== WORK ITEM ==
Please copy every line of the records below that holds the word "VIDA".

Start of SUPPLIED MATERIAL

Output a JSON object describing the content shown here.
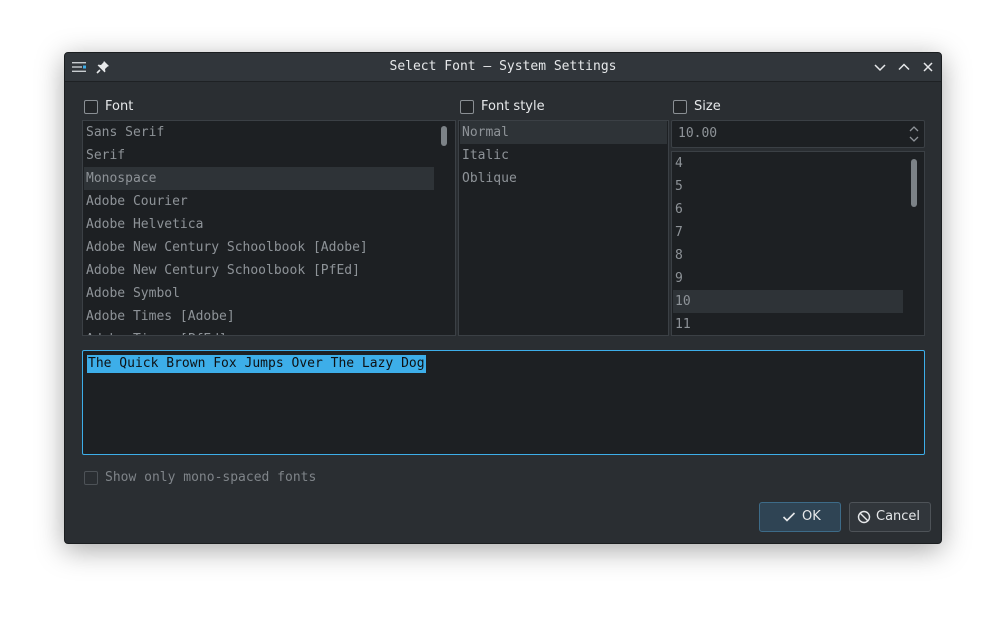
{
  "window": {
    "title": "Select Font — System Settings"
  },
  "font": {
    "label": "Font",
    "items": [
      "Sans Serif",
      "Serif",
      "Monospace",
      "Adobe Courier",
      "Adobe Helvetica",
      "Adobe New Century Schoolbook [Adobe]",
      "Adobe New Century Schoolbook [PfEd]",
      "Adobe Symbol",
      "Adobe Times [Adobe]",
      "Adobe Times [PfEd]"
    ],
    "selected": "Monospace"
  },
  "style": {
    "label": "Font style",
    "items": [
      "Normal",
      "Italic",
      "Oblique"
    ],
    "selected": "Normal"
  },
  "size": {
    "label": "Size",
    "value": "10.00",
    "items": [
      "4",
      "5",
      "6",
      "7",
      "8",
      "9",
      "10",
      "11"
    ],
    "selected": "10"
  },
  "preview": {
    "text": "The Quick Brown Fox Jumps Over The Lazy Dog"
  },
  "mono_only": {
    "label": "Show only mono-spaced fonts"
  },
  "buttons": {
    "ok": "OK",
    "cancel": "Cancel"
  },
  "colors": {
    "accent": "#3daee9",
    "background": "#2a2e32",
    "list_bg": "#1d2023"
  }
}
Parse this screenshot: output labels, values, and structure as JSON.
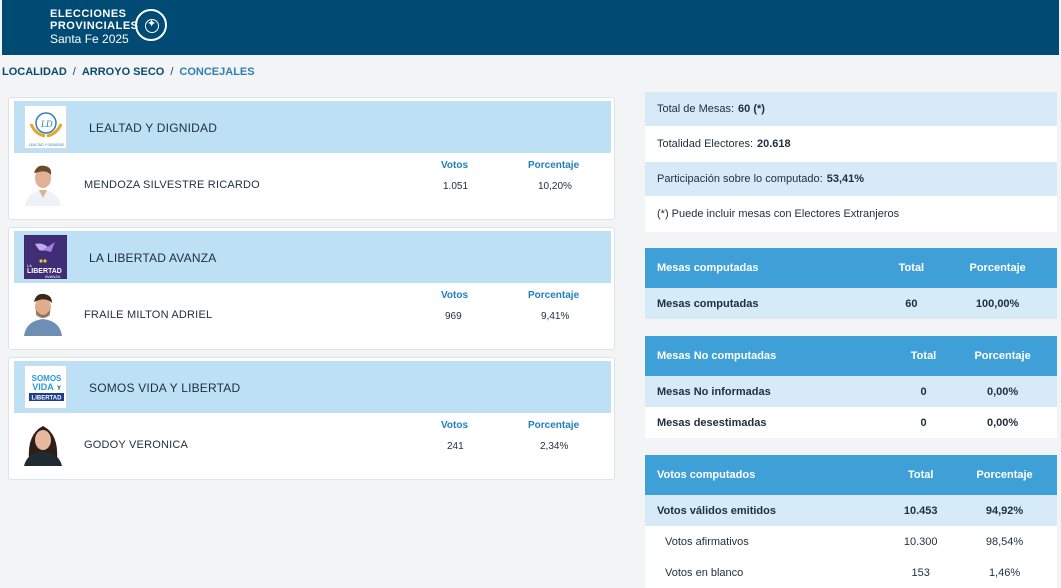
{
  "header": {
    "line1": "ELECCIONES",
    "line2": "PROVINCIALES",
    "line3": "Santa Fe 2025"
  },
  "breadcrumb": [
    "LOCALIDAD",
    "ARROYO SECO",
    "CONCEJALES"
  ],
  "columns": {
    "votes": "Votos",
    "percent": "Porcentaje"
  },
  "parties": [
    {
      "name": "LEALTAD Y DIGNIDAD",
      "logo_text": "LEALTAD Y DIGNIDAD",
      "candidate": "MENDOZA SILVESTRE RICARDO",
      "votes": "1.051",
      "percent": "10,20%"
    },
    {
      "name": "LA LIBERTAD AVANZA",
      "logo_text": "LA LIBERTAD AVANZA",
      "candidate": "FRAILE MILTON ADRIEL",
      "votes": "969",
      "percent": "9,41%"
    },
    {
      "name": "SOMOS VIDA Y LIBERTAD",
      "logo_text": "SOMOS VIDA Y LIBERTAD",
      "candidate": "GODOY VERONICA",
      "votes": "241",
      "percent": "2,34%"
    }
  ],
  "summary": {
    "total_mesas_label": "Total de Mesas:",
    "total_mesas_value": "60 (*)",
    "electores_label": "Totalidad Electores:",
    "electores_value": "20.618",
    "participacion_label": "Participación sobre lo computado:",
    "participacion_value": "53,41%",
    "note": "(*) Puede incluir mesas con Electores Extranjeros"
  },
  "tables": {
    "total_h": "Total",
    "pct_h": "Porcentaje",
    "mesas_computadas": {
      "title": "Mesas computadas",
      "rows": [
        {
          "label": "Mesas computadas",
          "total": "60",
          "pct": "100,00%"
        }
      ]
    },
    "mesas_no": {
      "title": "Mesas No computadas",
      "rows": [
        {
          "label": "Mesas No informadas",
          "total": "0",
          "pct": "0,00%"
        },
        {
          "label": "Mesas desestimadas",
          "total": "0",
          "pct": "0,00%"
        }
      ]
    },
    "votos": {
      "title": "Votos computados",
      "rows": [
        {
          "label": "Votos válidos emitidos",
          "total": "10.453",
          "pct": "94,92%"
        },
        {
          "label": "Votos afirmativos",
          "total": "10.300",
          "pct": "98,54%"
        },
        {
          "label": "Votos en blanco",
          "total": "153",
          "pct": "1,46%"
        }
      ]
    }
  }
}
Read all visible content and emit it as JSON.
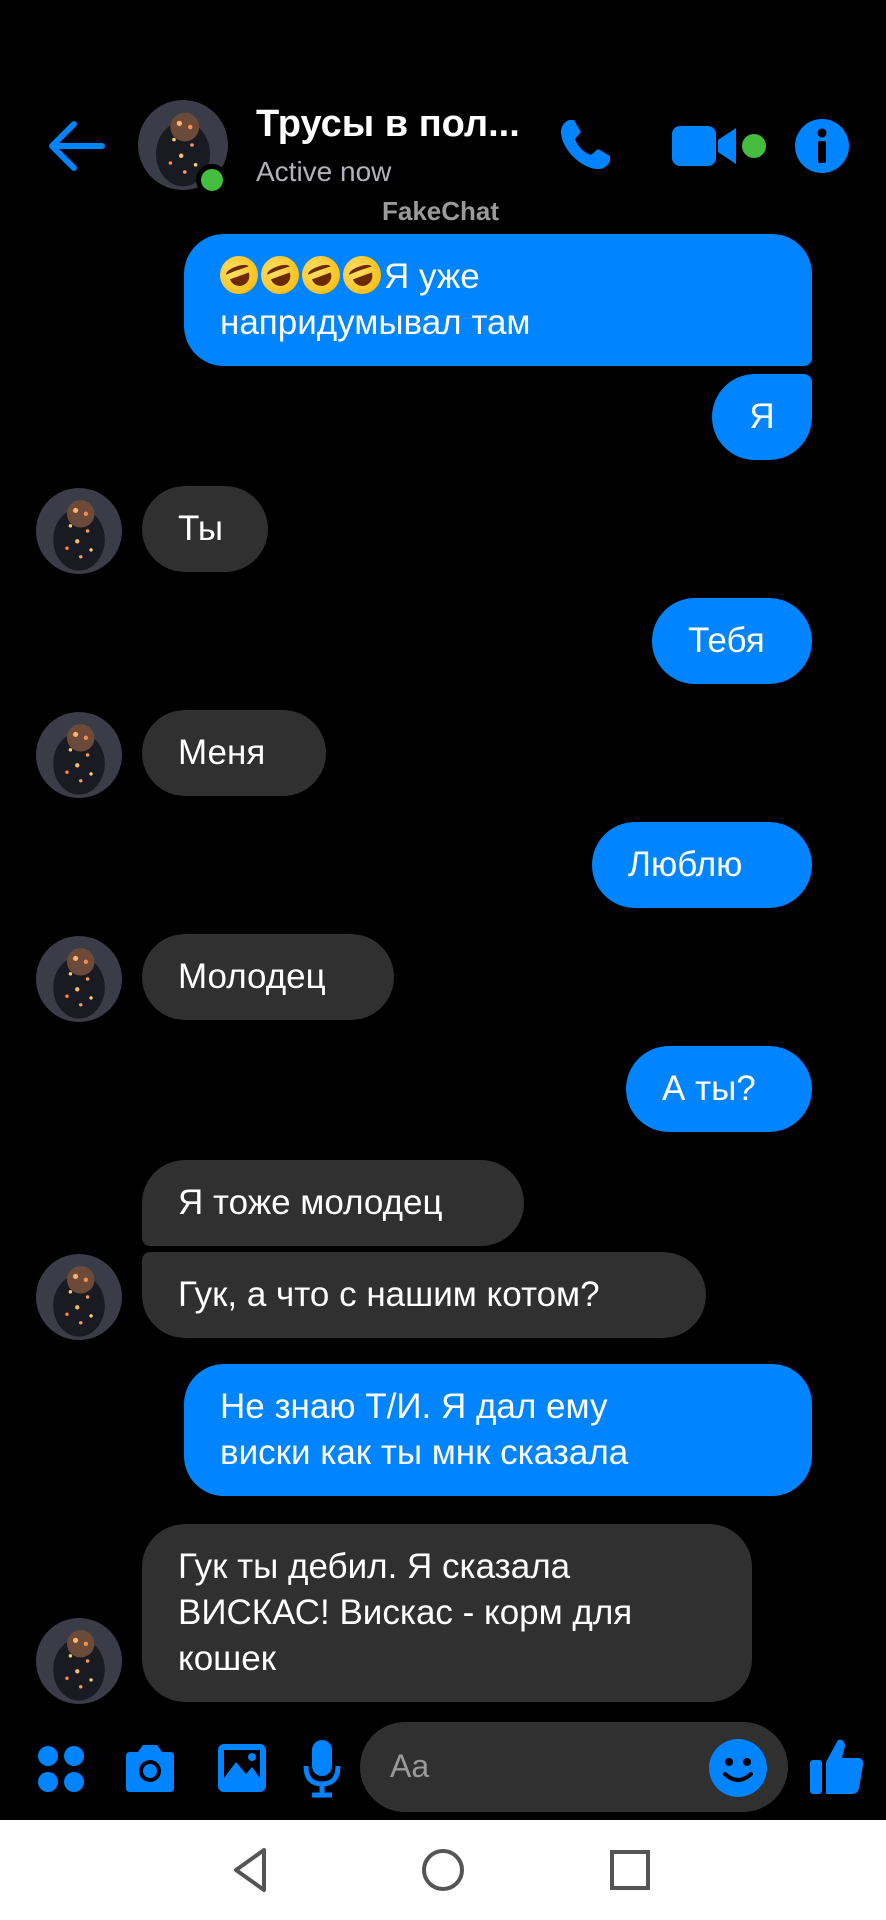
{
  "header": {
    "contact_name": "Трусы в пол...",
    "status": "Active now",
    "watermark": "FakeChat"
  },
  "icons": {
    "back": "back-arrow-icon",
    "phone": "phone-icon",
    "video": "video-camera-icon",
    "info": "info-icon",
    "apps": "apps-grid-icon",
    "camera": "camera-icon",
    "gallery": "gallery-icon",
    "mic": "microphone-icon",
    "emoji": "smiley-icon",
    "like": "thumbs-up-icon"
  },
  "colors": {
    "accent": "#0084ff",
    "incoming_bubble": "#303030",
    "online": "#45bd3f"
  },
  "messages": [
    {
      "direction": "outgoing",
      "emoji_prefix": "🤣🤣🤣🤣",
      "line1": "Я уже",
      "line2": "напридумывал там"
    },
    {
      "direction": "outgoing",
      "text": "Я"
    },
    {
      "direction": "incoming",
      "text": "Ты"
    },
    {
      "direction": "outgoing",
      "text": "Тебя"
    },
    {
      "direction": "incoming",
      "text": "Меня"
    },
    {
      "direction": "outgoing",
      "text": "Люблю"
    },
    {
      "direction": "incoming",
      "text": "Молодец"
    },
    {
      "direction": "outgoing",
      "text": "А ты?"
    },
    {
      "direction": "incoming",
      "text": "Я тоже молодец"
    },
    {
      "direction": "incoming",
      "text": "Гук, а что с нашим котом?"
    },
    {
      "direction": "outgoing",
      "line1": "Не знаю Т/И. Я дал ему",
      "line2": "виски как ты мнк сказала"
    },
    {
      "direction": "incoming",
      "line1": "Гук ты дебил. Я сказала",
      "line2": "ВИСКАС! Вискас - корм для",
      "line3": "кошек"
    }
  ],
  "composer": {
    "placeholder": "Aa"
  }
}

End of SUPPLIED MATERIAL
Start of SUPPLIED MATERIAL

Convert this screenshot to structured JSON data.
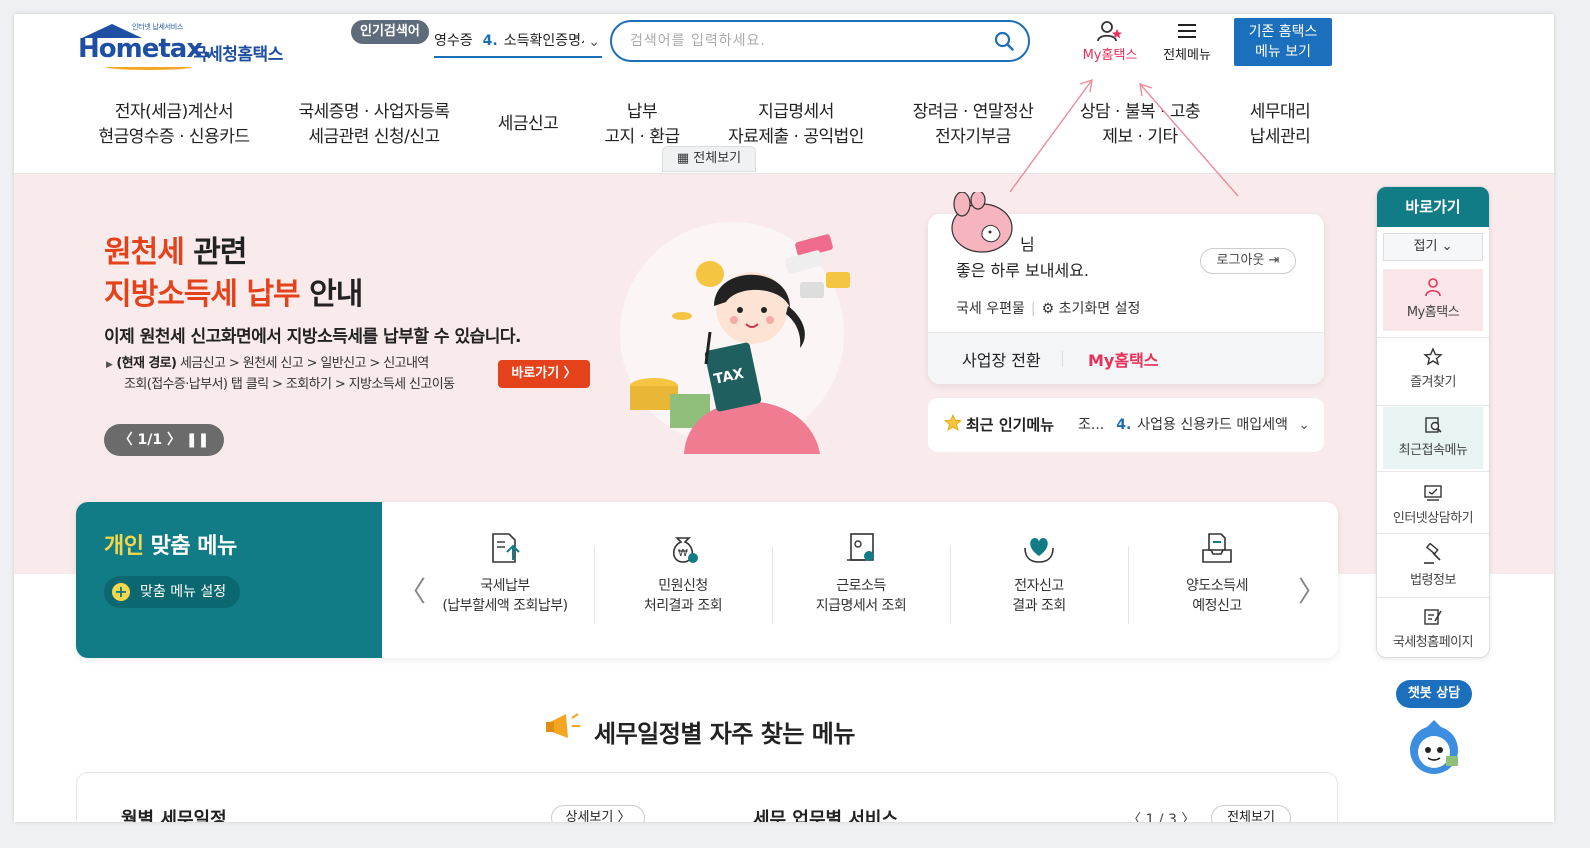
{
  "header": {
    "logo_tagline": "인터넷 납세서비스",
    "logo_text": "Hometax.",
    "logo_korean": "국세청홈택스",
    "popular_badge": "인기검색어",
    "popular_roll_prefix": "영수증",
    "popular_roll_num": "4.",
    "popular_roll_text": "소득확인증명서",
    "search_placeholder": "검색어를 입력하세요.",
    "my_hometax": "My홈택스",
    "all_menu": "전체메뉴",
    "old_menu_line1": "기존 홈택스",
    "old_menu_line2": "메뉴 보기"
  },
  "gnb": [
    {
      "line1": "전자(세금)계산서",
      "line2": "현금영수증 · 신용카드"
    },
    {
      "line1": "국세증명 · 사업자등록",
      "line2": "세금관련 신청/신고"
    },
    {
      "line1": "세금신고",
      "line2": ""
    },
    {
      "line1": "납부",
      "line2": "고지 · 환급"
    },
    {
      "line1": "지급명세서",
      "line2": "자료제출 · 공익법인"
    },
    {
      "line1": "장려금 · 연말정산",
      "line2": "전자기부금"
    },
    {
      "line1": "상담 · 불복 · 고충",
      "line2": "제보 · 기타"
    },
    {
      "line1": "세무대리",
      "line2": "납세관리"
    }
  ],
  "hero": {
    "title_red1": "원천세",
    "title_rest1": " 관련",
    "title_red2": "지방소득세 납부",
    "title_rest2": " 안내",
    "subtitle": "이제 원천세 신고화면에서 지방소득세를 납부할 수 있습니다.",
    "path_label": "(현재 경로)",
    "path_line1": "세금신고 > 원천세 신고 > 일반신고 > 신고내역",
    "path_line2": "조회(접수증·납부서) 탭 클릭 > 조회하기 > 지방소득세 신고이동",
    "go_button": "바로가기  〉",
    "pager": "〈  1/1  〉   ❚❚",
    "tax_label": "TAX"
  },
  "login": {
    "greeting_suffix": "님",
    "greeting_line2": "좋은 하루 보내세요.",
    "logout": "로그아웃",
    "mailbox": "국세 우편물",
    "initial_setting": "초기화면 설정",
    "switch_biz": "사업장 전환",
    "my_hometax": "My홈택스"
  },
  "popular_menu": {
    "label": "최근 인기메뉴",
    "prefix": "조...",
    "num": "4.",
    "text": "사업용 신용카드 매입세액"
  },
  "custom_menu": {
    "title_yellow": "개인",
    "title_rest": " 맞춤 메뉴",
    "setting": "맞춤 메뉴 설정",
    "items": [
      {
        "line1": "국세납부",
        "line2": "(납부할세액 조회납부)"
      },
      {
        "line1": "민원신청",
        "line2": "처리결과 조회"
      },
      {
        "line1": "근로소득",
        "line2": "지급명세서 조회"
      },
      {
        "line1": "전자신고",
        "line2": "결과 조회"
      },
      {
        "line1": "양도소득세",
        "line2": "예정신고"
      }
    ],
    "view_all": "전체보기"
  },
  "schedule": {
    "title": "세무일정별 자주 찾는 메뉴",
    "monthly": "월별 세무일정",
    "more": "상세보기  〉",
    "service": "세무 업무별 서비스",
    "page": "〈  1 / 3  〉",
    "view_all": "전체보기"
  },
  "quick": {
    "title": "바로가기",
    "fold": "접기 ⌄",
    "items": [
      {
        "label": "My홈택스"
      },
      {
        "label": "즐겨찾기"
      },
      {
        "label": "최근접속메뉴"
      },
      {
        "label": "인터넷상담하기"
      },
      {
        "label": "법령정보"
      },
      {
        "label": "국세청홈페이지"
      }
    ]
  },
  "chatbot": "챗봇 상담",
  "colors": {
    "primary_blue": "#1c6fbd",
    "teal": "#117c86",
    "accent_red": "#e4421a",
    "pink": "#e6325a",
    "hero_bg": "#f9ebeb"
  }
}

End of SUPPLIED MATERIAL

== OUTPUT FOR THIS TASK ==
      "name": "SOMOS VIDA Y LIBERTAD",
      "logo_text": "SOMOS VIDA Y LIBERTAD",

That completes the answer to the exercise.